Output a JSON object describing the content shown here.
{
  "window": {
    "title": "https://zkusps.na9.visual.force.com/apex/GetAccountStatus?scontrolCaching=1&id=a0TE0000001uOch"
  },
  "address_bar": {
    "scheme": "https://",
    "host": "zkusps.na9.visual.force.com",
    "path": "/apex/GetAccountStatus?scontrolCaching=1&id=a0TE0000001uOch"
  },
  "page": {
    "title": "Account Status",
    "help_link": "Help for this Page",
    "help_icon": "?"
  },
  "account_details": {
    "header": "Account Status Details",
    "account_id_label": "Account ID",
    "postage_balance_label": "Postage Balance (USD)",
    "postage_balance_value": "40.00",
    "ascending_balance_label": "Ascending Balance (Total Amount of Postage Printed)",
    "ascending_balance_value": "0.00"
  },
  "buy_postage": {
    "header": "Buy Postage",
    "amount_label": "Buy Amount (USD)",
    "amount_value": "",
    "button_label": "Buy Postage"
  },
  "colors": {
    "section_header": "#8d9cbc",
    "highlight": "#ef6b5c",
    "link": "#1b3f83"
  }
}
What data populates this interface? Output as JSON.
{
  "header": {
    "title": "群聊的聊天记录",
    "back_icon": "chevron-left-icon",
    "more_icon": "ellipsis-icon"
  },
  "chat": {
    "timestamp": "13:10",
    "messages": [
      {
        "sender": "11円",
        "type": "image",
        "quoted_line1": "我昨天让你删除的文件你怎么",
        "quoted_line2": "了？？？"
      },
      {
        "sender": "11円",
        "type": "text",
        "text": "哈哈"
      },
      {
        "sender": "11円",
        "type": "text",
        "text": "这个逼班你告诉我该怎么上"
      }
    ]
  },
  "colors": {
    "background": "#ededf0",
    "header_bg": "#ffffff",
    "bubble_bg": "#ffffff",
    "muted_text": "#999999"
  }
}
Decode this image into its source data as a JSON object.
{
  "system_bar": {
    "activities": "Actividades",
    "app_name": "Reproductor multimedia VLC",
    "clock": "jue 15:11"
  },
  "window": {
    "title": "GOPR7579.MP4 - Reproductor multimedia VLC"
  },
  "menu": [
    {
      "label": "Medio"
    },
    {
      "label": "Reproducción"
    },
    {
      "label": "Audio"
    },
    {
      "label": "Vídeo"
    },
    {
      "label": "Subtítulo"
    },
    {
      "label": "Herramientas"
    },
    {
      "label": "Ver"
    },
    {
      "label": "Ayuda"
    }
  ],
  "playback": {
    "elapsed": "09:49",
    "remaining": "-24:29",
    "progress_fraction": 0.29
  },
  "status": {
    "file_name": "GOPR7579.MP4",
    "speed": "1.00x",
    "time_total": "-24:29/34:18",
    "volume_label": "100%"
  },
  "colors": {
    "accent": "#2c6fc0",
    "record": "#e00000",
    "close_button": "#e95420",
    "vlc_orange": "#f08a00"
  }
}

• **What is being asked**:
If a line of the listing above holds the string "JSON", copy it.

• **Answer to the problem**:
Output a JSON object describing the content shown here.
What data populates this interface? Output as JSON.
Decode this image into its source data as a JSON object.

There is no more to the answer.